### Raw data

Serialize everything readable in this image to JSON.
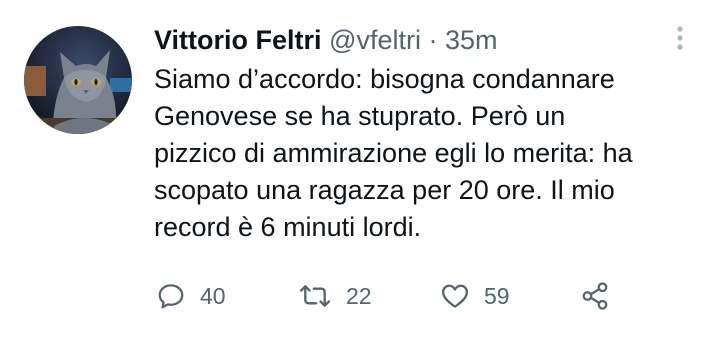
{
  "tweet": {
    "author_name": "Vittorio Feltri",
    "handle": "@vfeltri",
    "separator": "·",
    "time": "35m",
    "text": "Siamo d’accordo: bisogna condannare\nGenovese se ha stuprato. Però un\npizzico di ammirazione egli lo merita: ha\nscopato una ragazza per 20 ore. Il mio\nrecord è  6 minuti lordi.",
    "avatar_icon": "cat-avatar",
    "more_icon": "vertical-ellipsis-icon"
  },
  "actions": {
    "reply": {
      "icon": "reply-icon",
      "count": "40"
    },
    "retweet": {
      "icon": "retweet-icon",
      "count": "22"
    },
    "like": {
      "icon": "heart-icon",
      "count": "59"
    },
    "share": {
      "icon": "share-icon"
    }
  },
  "colors": {
    "text": "#0f1419",
    "secondary": "#536471",
    "background": "#ffffff"
  }
}
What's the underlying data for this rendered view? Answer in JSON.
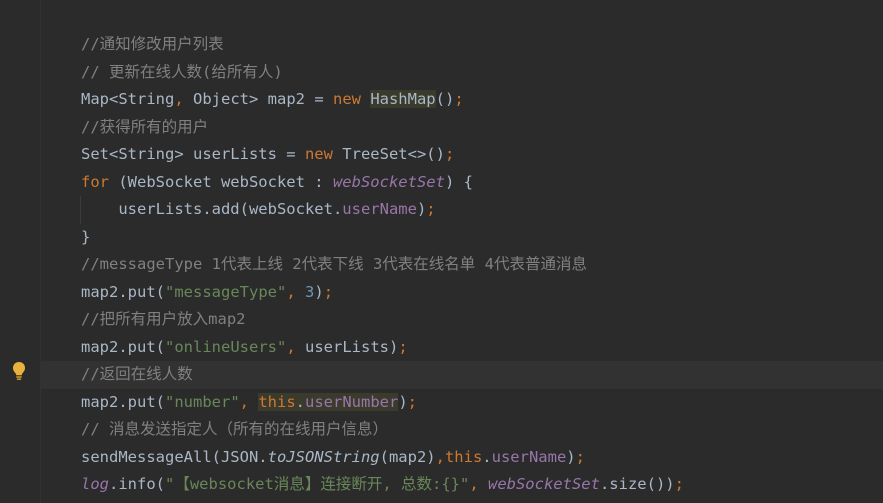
{
  "editor": {
    "lines": [
      {
        "id": "l1",
        "tokens": [
          {
            "t": "//通知修改用户列表",
            "c": "comment"
          }
        ]
      },
      {
        "id": "l2",
        "tokens": [
          {
            "t": "// 更新在线人数(给所有人)",
            "c": "comment"
          }
        ]
      },
      {
        "id": "l3",
        "tokens": [
          {
            "t": "Map<String",
            "c": "plain"
          },
          {
            "t": ",",
            "c": "kw"
          },
          {
            "t": " Object> map2 = ",
            "c": "plain"
          },
          {
            "t": "new ",
            "c": "kw"
          },
          {
            "t": "HashMap",
            "c": "plain-hl"
          },
          {
            "t": "()",
            "c": "plain"
          },
          {
            "t": ";",
            "c": "kw"
          }
        ]
      },
      {
        "id": "l4",
        "tokens": [
          {
            "t": "//获得所有的用户",
            "c": "comment"
          }
        ]
      },
      {
        "id": "l5",
        "tokens": [
          {
            "t": "Set<String> userLists = ",
            "c": "plain"
          },
          {
            "t": "new ",
            "c": "kw"
          },
          {
            "t": "TreeSet<>()",
            "c": "plain"
          },
          {
            "t": ";",
            "c": "kw"
          }
        ]
      },
      {
        "id": "l6",
        "tokens": [
          {
            "t": "for ",
            "c": "kw"
          },
          {
            "t": "(WebSocket webSocket : ",
            "c": "plain"
          },
          {
            "t": "webSocketSet",
            "c": "static"
          },
          {
            "t": ") {",
            "c": "plain"
          }
        ]
      },
      {
        "id": "l7",
        "indent": true,
        "tokens": [
          {
            "t": "    userLists.add(webSocket.",
            "c": "plain"
          },
          {
            "t": "userName",
            "c": "field"
          },
          {
            "t": ")",
            "c": "plain"
          },
          {
            "t": ";",
            "c": "kw"
          }
        ]
      },
      {
        "id": "l8",
        "tokens": [
          {
            "t": "}",
            "c": "plain"
          }
        ]
      },
      {
        "id": "l9",
        "tokens": [
          {
            "t": "//messageType 1代表上线 2代表下线 3代表在线名单 4代表普通消息",
            "c": "comment"
          }
        ]
      },
      {
        "id": "l10",
        "tokens": [
          {
            "t": "map2.put(",
            "c": "plain"
          },
          {
            "t": "\"messageType\"",
            "c": "str"
          },
          {
            "t": ", ",
            "c": "kw"
          },
          {
            "t": "3",
            "c": "num"
          },
          {
            "t": ")",
            "c": "plain"
          },
          {
            "t": ";",
            "c": "kw"
          }
        ]
      },
      {
        "id": "l11",
        "tokens": [
          {
            "t": "//把所有用户放入map2",
            "c": "comment"
          }
        ]
      },
      {
        "id": "l12",
        "tokens": [
          {
            "t": "map2.put(",
            "c": "plain"
          },
          {
            "t": "\"onlineUsers\"",
            "c": "str"
          },
          {
            "t": ", ",
            "c": "kw"
          },
          {
            "t": "userLists)",
            "c": "plain"
          },
          {
            "t": ";",
            "c": "kw"
          }
        ]
      },
      {
        "id": "l13",
        "current": true,
        "tokens": [
          {
            "t": "//返回在线人数",
            "c": "comment"
          }
        ]
      },
      {
        "id": "l14",
        "tokens": [
          {
            "t": "map2.put(",
            "c": "plain"
          },
          {
            "t": "\"number\"",
            "c": "str"
          },
          {
            "t": ", ",
            "c": "kw"
          },
          {
            "t": "this",
            "c": "kw-hl"
          },
          {
            "t": ".",
            "c": "plain-hl"
          },
          {
            "t": "userNumber",
            "c": "field-hl"
          },
          {
            "t": ")",
            "c": "plain"
          },
          {
            "t": ";",
            "c": "kw"
          }
        ]
      },
      {
        "id": "l15",
        "tokens": [
          {
            "t": "// 消息发送指定人（所有的在线用户信息）",
            "c": "comment"
          }
        ]
      },
      {
        "id": "l16",
        "tokens": [
          {
            "t": "sendMessageAll(JSON.",
            "c": "plain"
          },
          {
            "t": "toJSONString",
            "c": "italic-m"
          },
          {
            "t": "(map2)",
            "c": "plain"
          },
          {
            "t": ",",
            "c": "kw"
          },
          {
            "t": "this",
            "c": "kw"
          },
          {
            "t": ".",
            "c": "plain"
          },
          {
            "t": "userName",
            "c": "field"
          },
          {
            "t": ")",
            "c": "plain"
          },
          {
            "t": ";",
            "c": "kw"
          }
        ]
      },
      {
        "id": "l17",
        "tokens": [
          {
            "t": "log",
            "c": "static"
          },
          {
            "t": ".info(",
            "c": "plain"
          },
          {
            "t": "\"【websocket消息】连接断开, 总数:{}\"",
            "c": "str"
          },
          {
            "t": ", ",
            "c": "kw"
          },
          {
            "t": "webSocketSet",
            "c": "static"
          },
          {
            "t": ".size())",
            "c": "plain"
          },
          {
            "t": ";",
            "c": "kw"
          }
        ]
      }
    ]
  },
  "gutter": {
    "intention_icon": "lightbulb-icon",
    "bulb_color": "#e8b33a"
  },
  "colors": {
    "background": "#2b2b2b",
    "current_line": "#323232",
    "keyword": "#cc7832",
    "string": "#6a8759",
    "number": "#6897bb",
    "comment": "#808080",
    "field": "#9876aa",
    "text": "#a9b7c6"
  }
}
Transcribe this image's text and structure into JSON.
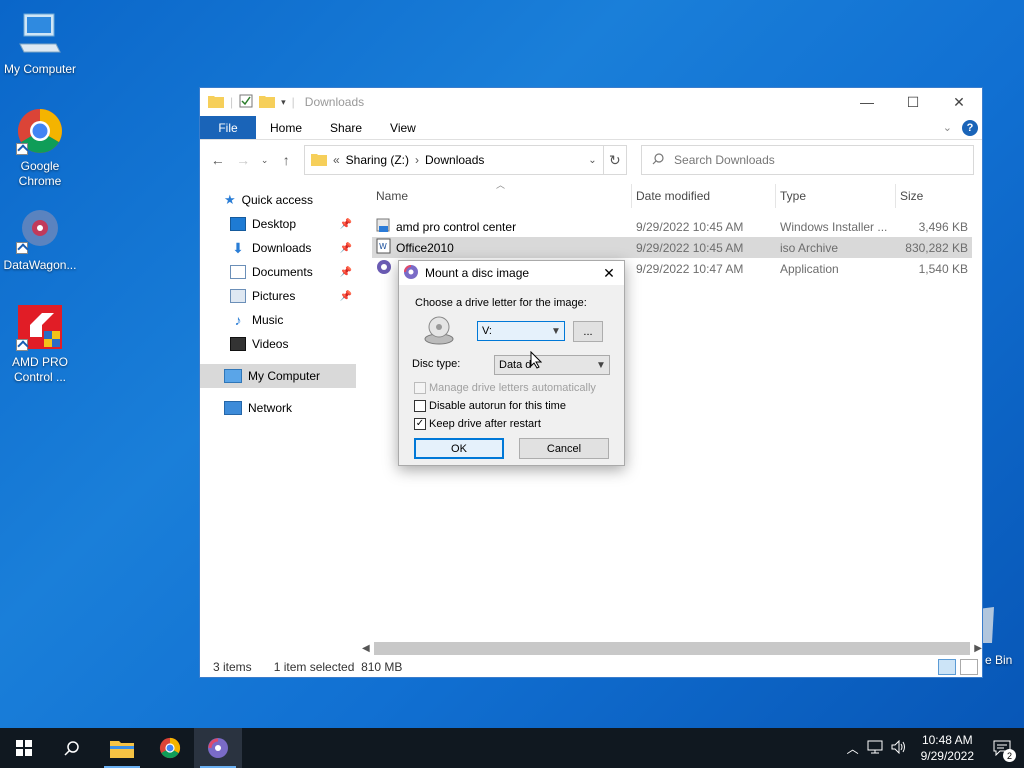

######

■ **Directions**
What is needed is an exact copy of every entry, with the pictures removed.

■ **Worked solution**
Serialize everything readable in this image to JSON.
{
  "tweet": {
    "author_name": "Vittorio Feltri",
    "handle": "@vfeltri",
    "separator": "·",
    "time": "35m",
    "text": "Siamo d’accordo: bisogna condannare\nGenovese se ha stuprato. Però un\npizzico di ammirazione egli lo merita: ha\nscopato una ragazza per 20 ore. Il mio\nrecord è  6 minuti lordi.",
    "avatar_icon": "cat-avatar",
    "more_icon": "vertical-ellipsis-icon"
  },
  "actions": {
    "reply": {
      "icon": "reply-icon",
      "count": "40"
    },
    "retweet": {
      "icon": "retweet-icon",
      "count": "22"
    },
    "like": {
      "icon": "heart-icon",
      "count": "59"
    },
    "share": {
      "icon": "share-icon"
    }
  },
  "colors": {
    "text": "#0f1419",
    "secondary": "#536471",
    "background": "#ffffff"
  }
}
What's the underlying data for this rendered view? Answer in JSON.
{
  "editor": {
    "lines": [
      {
        "id": "l1",
        "tokens": [
          {
            "t": "//通知修改用户列表",
            "c": "comment"
          }
        ]
      },
      {
        "id": "l2",
        "tokens": [
          {
            "t": "// 更新在线人数(给所有人)",
            "c": "comment"
          }
        ]
      },
      {
        "id": "l3",
        "tokens": [
          {
            "t": "Map<String",
            "c": "plain"
          },
          {
            "t": ",",
            "c": "kw"
          },
          {
            "t": " Object> map2 = ",
            "c": "plain"
          },
          {
            "t": "new ",
            "c": "kw"
          },
          {
            "t": "HashMap",
            "c": "plain-hl"
          },
          {
            "t": "()",
            "c": "plain"
          },
          {
            "t": ";",
            "c": "kw"
          }
        ]
      },
      {
        "id": "l4",
        "tokens": [
          {
            "t": "//获得所有的用户",
            "c": "comment"
          }
        ]
      },
      {
        "id": "l5",
        "tokens": [
          {
            "t": "Set<String> userLists = ",
            "c": "plain"
          },
          {
            "t": "new ",
            "c": "kw"
          },
          {
            "t": "TreeSet<>()",
            "c": "plain"
          },
          {
            "t": ";",
            "c": "kw"
          }
        ]
      },
      {
        "id": "l6",
        "tokens": [
          {
            "t": "for ",
            "c": "kw"
          },
          {
            "t": "(WebSocket webSocket : ",
            "c": "plain"
          },
          {
            "t": "webSocketSet",
            "c": "static"
          },
          {
            "t": ") {",
            "c": "plain"
          }
        ]
      },
      {
        "id": "l7",
        "indent": true,
        "tokens": [
          {
            "t": "    userLists.add(webSocket.",
            "c": "plain"
          },
          {
            "t": "userName",
            "c": "field"
          },
          {
            "t": ")",
            "c": "plain"
          },
          {
            "t": ";",
            "c": "kw"
          }
        ]
      },
      {
        "id": "l8",
        "tokens": [
          {
            "t": "}",
            "c": "plain"
          }
        ]
      },
      {
        "id": "l9",
        "tokens": [
          {
            "t": "//messageType 1代表上线 2代表下线 3代表在线名单 4代表普通消息",
            "c": "comment"
          }
        ]
      },
      {
        "id": "l10",
        "tokens": [
          {
            "t": "map2.put(",
            "c": "plain"
          },
          {
            "t": "\"messageType\"",
            "c": "str"
          },
          {
            "t": ", ",
            "c": "kw"
          },
          {
            "t": "3",
            "c": "num"
          },
          {
            "t": ")",
            "c": "plain"
          },
          {
            "t": ";",
            "c": "kw"
          }
        ]
      },
      {
        "id": "l11",
        "tokens": [
          {
            "t": "//把所有用户放入map2",
            "c": "comment"
          }
        ]
      },
      {
        "id": "l12",
        "tokens": [
          {
            "t": "map2.put(",
            "c": "plain"
          },
          {
            "t": "\"onlineUsers\"",
            "c": "str"
          },
          {
            "t": ", ",
            "c": "kw"
          },
          {
            "t": "userLists)",
            "c": "plain"
          },
          {
            "t": ";",
            "c": "kw"
          }
        ]
      },
      {
        "id": "l13",
        "current": true,
        "tokens": [
          {
            "t": "//返回在线人数",
            "c": "comment"
          }
        ]
      },
      {
        "id": "l14",
        "tokens": [
          {
            "t": "map2.put(",
            "c": "plain"
          },
          {
            "t": "\"number\"",
            "c": "str"
          },
          {
            "t": ", ",
            "c": "kw"
          },
          {
            "t": "this",
            "c": "kw-hl"
          },
          {
            "t": ".",
            "c": "plain-hl"
          },
          {
            "t": "userNumber",
            "c": "field-hl"
          },
          {
            "t": ")",
            "c": "plain"
          },
          {
            "t": ";",
            "c": "kw"
          }
        ]
      },
      {
        "id": "l15",
        "tokens": [
          {
            "t": "// 消息发送指定人（所有的在线用户信息）",
            "c": "comment"
          }
        ]
      },
      {
        "id": "l16",
        "tokens": [
          {
            "t": "sendMessageAll(JSON.",
            "c": "plain"
          },
          {
            "t": "toJSONString",
            "c": "italic-m"
          },
          {
            "t": "(map2)",
            "c": "plain"
          },
          {
            "t": ",",
            "c": "kw"
          },
          {
            "t": "this",
            "c": "kw"
          },
          {
            "t": ".",
            "c": "plain"
          },
          {
            "t": "userName",
            "c": "field"
          },
          {
            "t": ")",
            "c": "plain"
          },
          {
            "t": ";",
            "c": "kw"
          }
        ]
      },
      {
        "id": "l17",
        "tokens": [
          {
            "t": "log",
            "c": "static"
          },
          {
            "t": ".info(",
            "c": "plain"
          },
          {
            "t": "\"【websocket消息】连接断开, 总数:{}\"",
            "c": "str"
          },
          {
            "t": ", ",
            "c": "kw"
          },
          {
            "t": "webSocketSet",
            "c": "static"
          },
          {
            "t": ".size())",
            "c": "plain"
          },
          {
            "t": ";",
            "c": "kw"
          }
        ]
      }
    ]
  },
  "gutter": {
    "intention_icon": "lightbulb-icon",
    "bulb_color": "#e8b33a"
  },
  "colors": {
    "background": "#2b2b2b",
    "current_line": "#323232",
    "keyword": "#cc7832",
    "string": "#6a8759",
    "number": "#6897bb",
    "comment": "#808080",
    "field": "#9876aa",
    "text": "#a9b7c6"
  }
}
Transcribe this image's text and structure into JSON.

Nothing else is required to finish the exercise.